People who lose a loved one to suicide face increased risk of depression, substance abuse and their own suicide, said Shauna Springer, a psychologist who works for Tragedy Assistance Program for Survivors.
Springer, who works mostly with families who have lost military veterans to suicide, said there is hope for those who lose a loved one. She uses the phrase “post-traumatic growth,” meaning the loss of a loved one can lead people to change in a positive way — but only if they address their grief and trauma.
“So in having that experience in the population of those who have been impacted by suicide loss, there is a possibility if we’re intentional about helping people … to move them through grief and help them become in some ways stronger than they were even before and sort of living more intentionally in more purpose-filled ways,” Springer said.
There is no right way for people to overcome this kind of loss and find that purpose, Springer said. For the Sterners, each family member has followed their own path.
Jeff focuses on helping to raise Josh’s twin daughters. He’s also spoken publicly at a seminary conference about facing challenges to his faith.

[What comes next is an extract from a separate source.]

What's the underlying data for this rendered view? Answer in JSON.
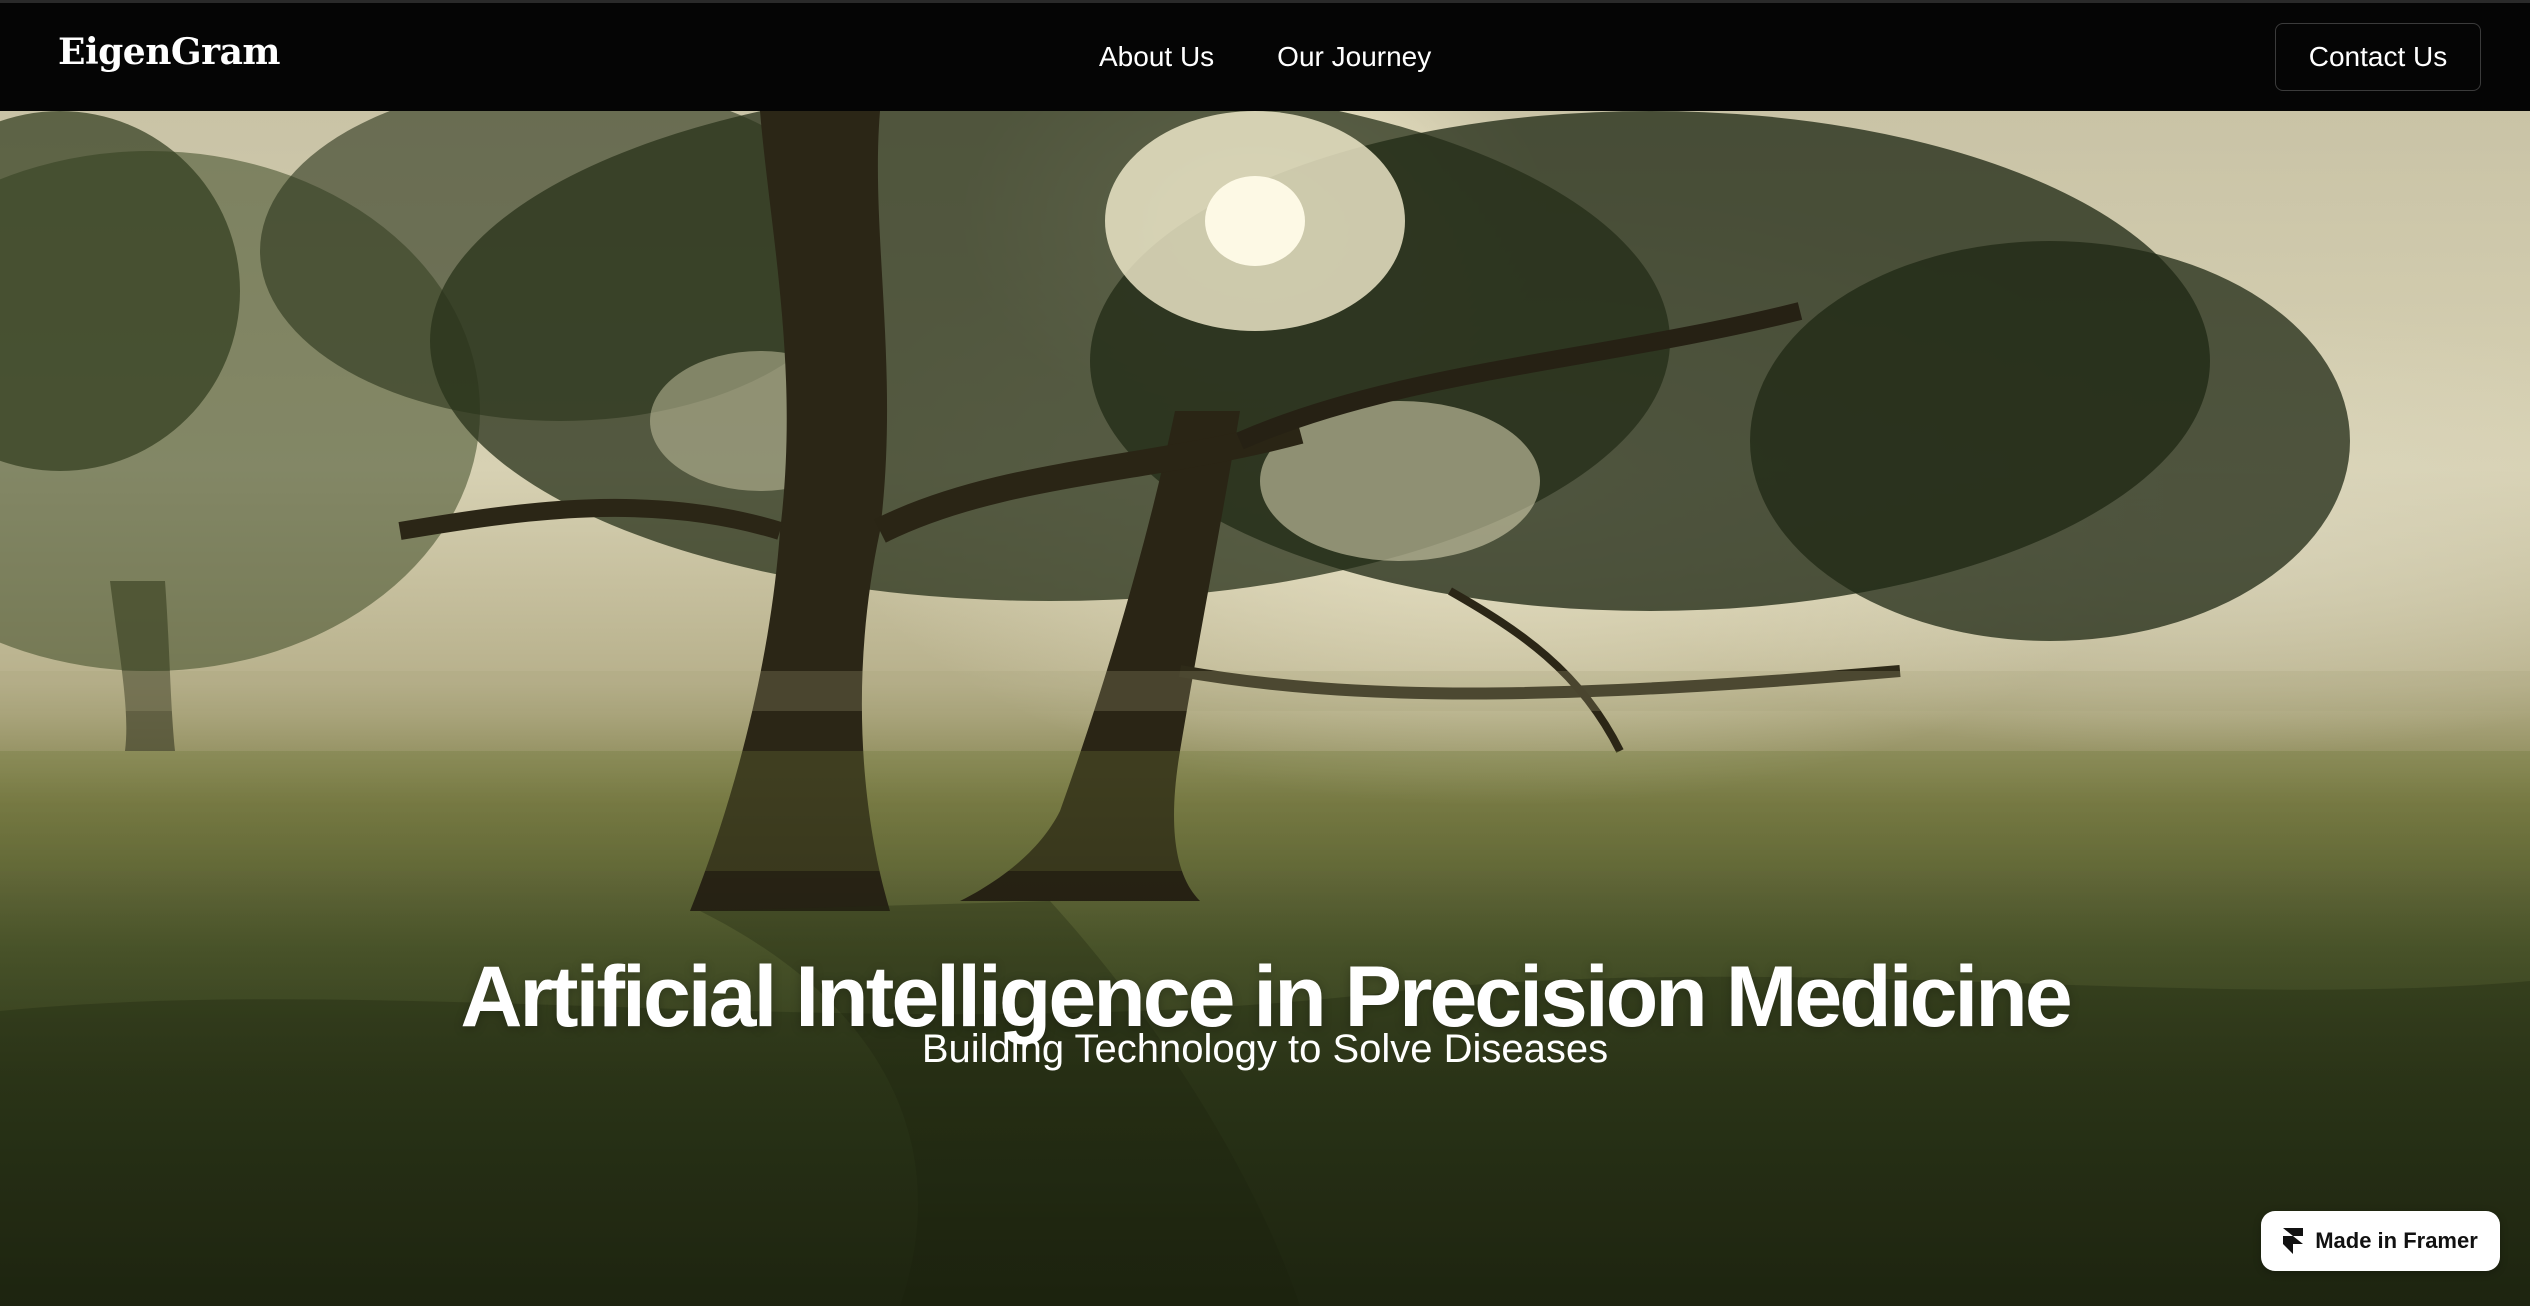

“Picture a rock climber on the side of a sheer cliff, fingernails dug into the wall, trying to hold on,” he said he told that audience. “That’s where my faith journey is. It’s a little bit better now.”
Shellie has moved her ministry to places she’d never been. She volunteered in grief support with women at Lebanon County Correctional Facility. She now works as a chaplain in a one-year residency at Lebanon County Veterans Affairs.
“Where I’m the most drawn to are the hurting places,” she said.
For Erin, losing her brother has given her greater compassion for others. She doesn’t judge people.
“You just don’t know anyone’s story because from the outside, we literally looked like the picture-perfect family,” she said. “I mean, there’s so much you don’t know. And so much pain you don’t see.”
With Josh and Erin’s children gathered around the dinner table on a weeknight in November, a few days before Thanksgiving, Jeff said they also honor Josh by sharing his story.
They can’t change anything, but they can remember him, he said. And while tragedy risks driving a family apart, it’s brought his family closer together.
“Josh is the glue of this family to this very day,” Jeff said. “He will always have an impact on this family.”
If you are in crisis, please call the National Suicide Prevention Lifeline at 1-800-273 TALK (8255) or contact the Crisis Text Line by texting TALK to 741741.
This story is part of Transforming Health and PA Post’s mental health series Through the Cracks, which seeks to locate problems in Pa. mental health services and break down stigma by sharing personal accounts.